Dorkafork, again, it may seem a conflict of interest-- no, it PROBABLY IS a conflict of interest-- but what it isn't is anything unusual. These guys all work this way-- sell some services cheap and make it up on media commissions (which, as noted, sort of don't cost the client anything, since it's savings he couldn't reap on his own unless, like Senator Bruce Barton many years ago, he happens to also own an ad agency). So again, the real story here is that someone is trying to smear Joe Trippi on the way out by accusing him of... standard practices in his business.

Posted by: Mike G at February 2, 2004 at 06:46 AM

Oh, and while we're on the subject of ad agency conflicts of interest, why do you think all those clients get talked into placing incredibly expensive Super Bowl ads?

Posted by: Mike G at February 2, 2004 at 06:48 AM

What's vaara's point? Apart from the fact he's a dick, I mean.

Posted by: Quentin George at February 2, 2004 at 06:55 AM

Boy Tim, I wish my life could be described as "poor" when I got down to my last $5 million of slush money. It sure is hard at the bottom!

Posted by: Jake D at February 2, 2004 at 08:09 AM

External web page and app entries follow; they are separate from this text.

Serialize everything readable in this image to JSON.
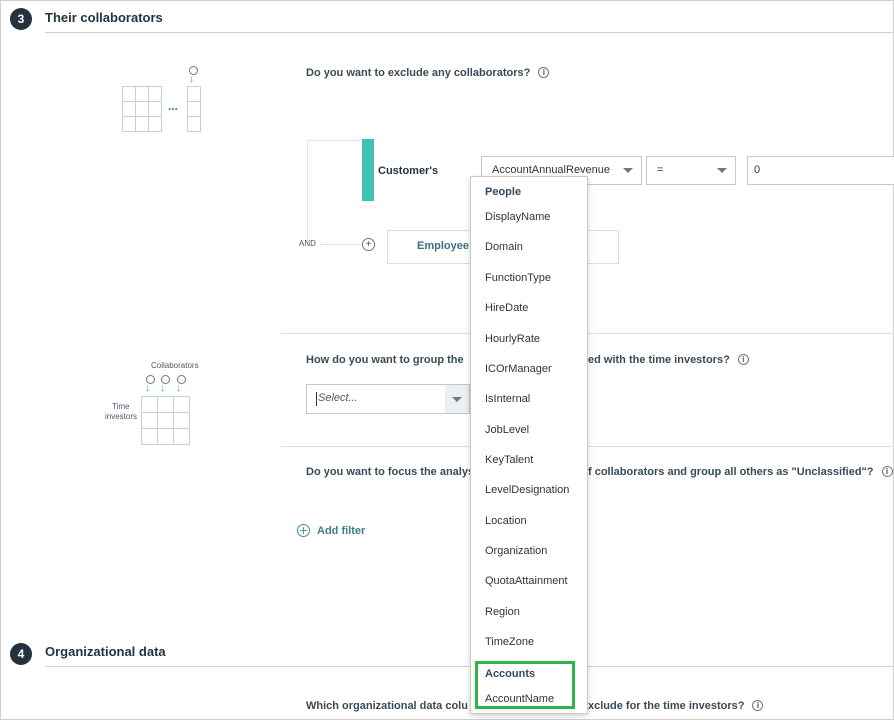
{
  "section3": {
    "number": "3",
    "title": "Their collaborators"
  },
  "section4": {
    "number": "4",
    "title": "Organizational data"
  },
  "questions": {
    "exclude": "Do you want to exclude any collaborators?",
    "group_left": "How do you want to group the",
    "group_right": "ed with the time investors?",
    "focus_left": "Do you want to focus the analys",
    "focus_right": "f collaborators and group all others as \"Unclassified\"?",
    "org_left": "Which organizational data colu",
    "org_right": "xclude for the time investors?"
  },
  "filter": {
    "connector": "AND",
    "entity_label": "Customer's",
    "attribute_value": "AccountAnnualRevenue",
    "operator_value": "=",
    "value_input": "0",
    "employee_button_partial": "Employee"
  },
  "group_select": {
    "placeholder": "Select..."
  },
  "add_filter": {
    "label": "Add filter"
  },
  "illustration": {
    "collaborators_label": "Collaborators",
    "time_investors_line1": "Time",
    "time_investors_line2": "investors",
    "ellipsis": "..."
  },
  "dropdown": {
    "groups": [
      {
        "header": "People",
        "items": [
          "DisplayName",
          "Domain",
          "FunctionType",
          "HireDate",
          "HourlyRate",
          "ICOrManager",
          "IsInternal",
          "JobLevel",
          "KeyTalent",
          "LevelDesignation",
          "Location",
          "Organization",
          "QuotaAttainment",
          "Region",
          "TimeZone"
        ]
      },
      {
        "header": "Accounts",
        "items": [
          "AccountName"
        ]
      }
    ]
  },
  "colors": {
    "step_badge": "#24323f",
    "teal_accent": "#3cc3b0",
    "highlight_box": "#2fb44a",
    "arrow_blue": "#2f9bd6"
  }
}
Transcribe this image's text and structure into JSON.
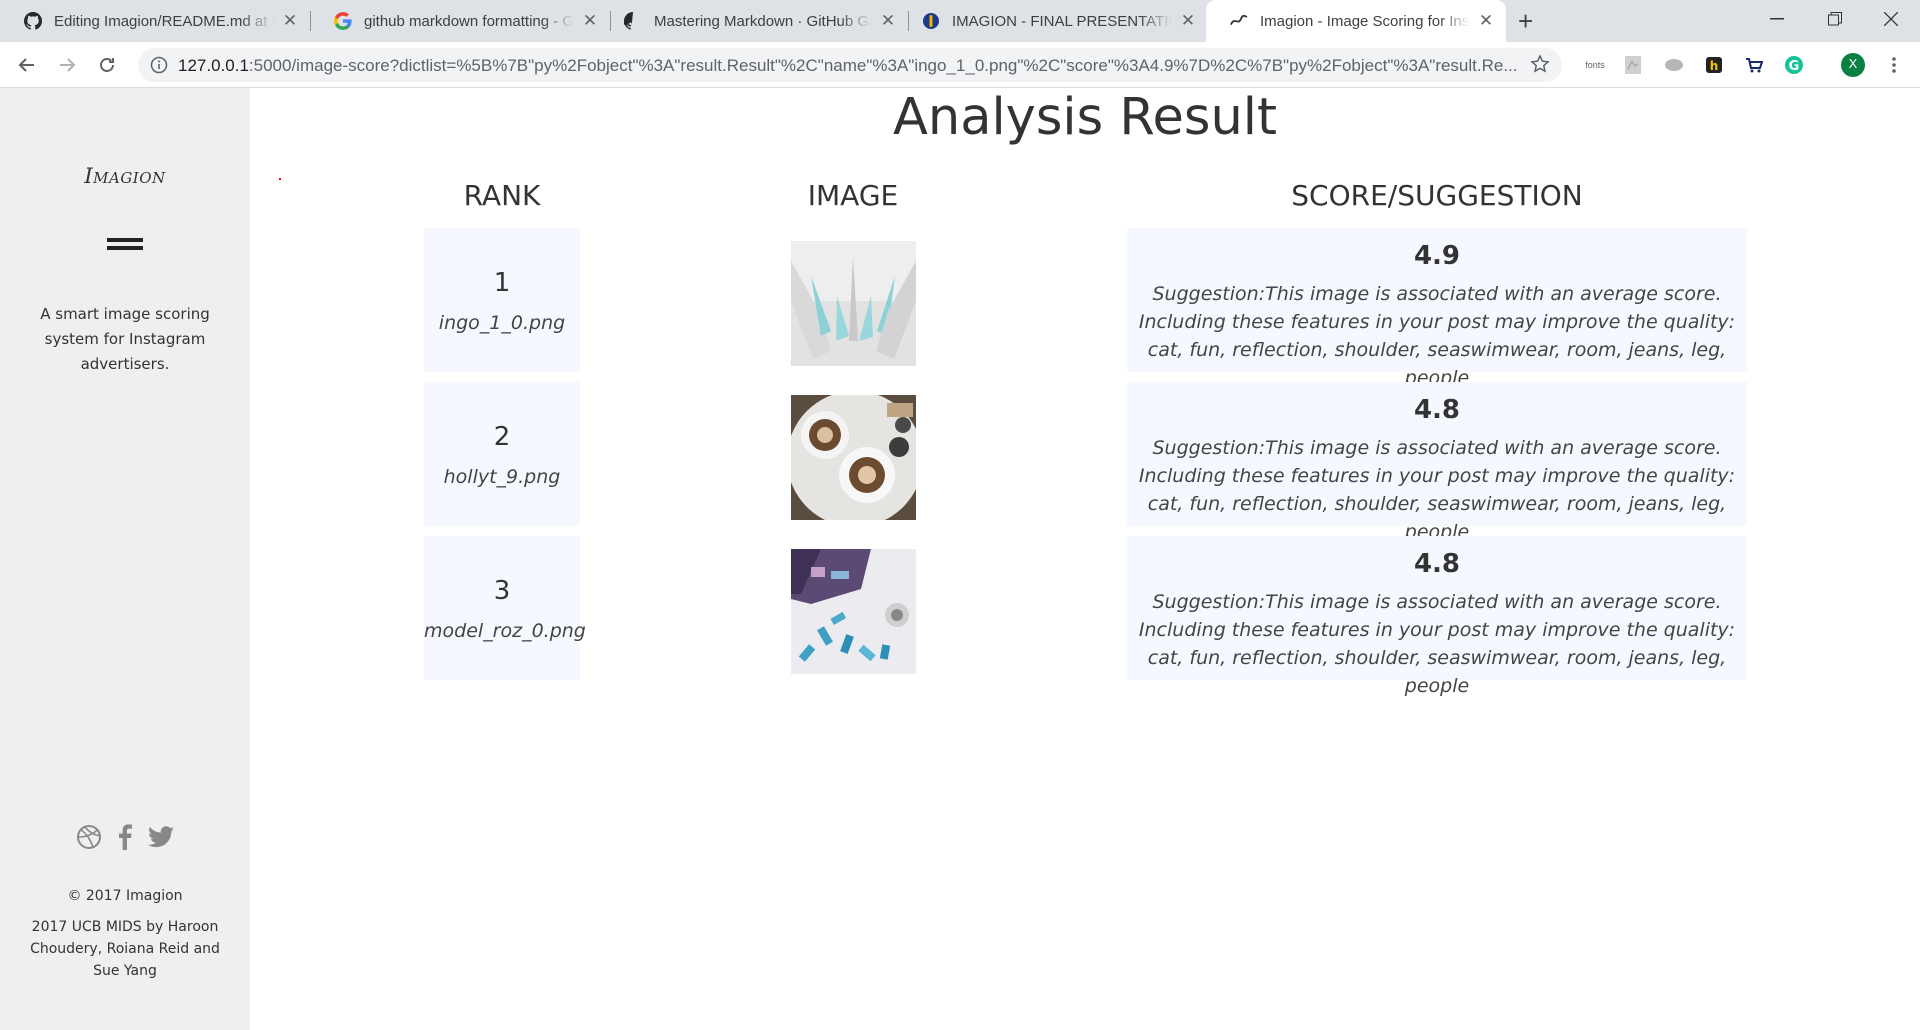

The difference is no one individual pockets 15% of Bush's 33 million, unlike Dean's excessive budget which was siphoned through the one agent who recommended and booked the campaign.

Plus the hypocrisy. Especially the hypocrisy.

(PS If you're in business, hire an advertising consultant who doesn't bill on media commission but creative strategy, headhours, percentage of sales results or agreed price. And send me a million bucks. Thanks.)

Posted by: ilibcc at February 2, 2004 at 11:23 AM


Dean's situation was that he had to win fast or forget it. In order to bluff everyone into accepting him as the predestined candidate, it made sense to spend lots early. Had the candidate proved a winner, it would have worked. Since the candidate proved not to be a winner, he's going broke, but the correct strategy of his campaign manage still gave him the best shot he had.

Posted by: David Blue at February 2, 2004 at 11:37 AM

"The difference is no one individual pockets 15% of Bush's 33 million"

Perhaps not, but I'll bet an ad agency or media placement service does. Trippi McMahon Squier isn't really "one individual" either.

Posted by: Mike G at February 2, 2004 at 12:54 PM

You're right on both counts, of course, Mike. Nevertheless it is highly unusual for a campaign manager - a kind of internal auditor of the campaign's cost and benefits - to personally benefit from commissions.

Posted by: ilibcc at February 2, 2004 at 02:17 PM

Sounds like time for Halliburton to get into the advertising business.

Posted by: Razor at February 2, 2004 at 07:10 PM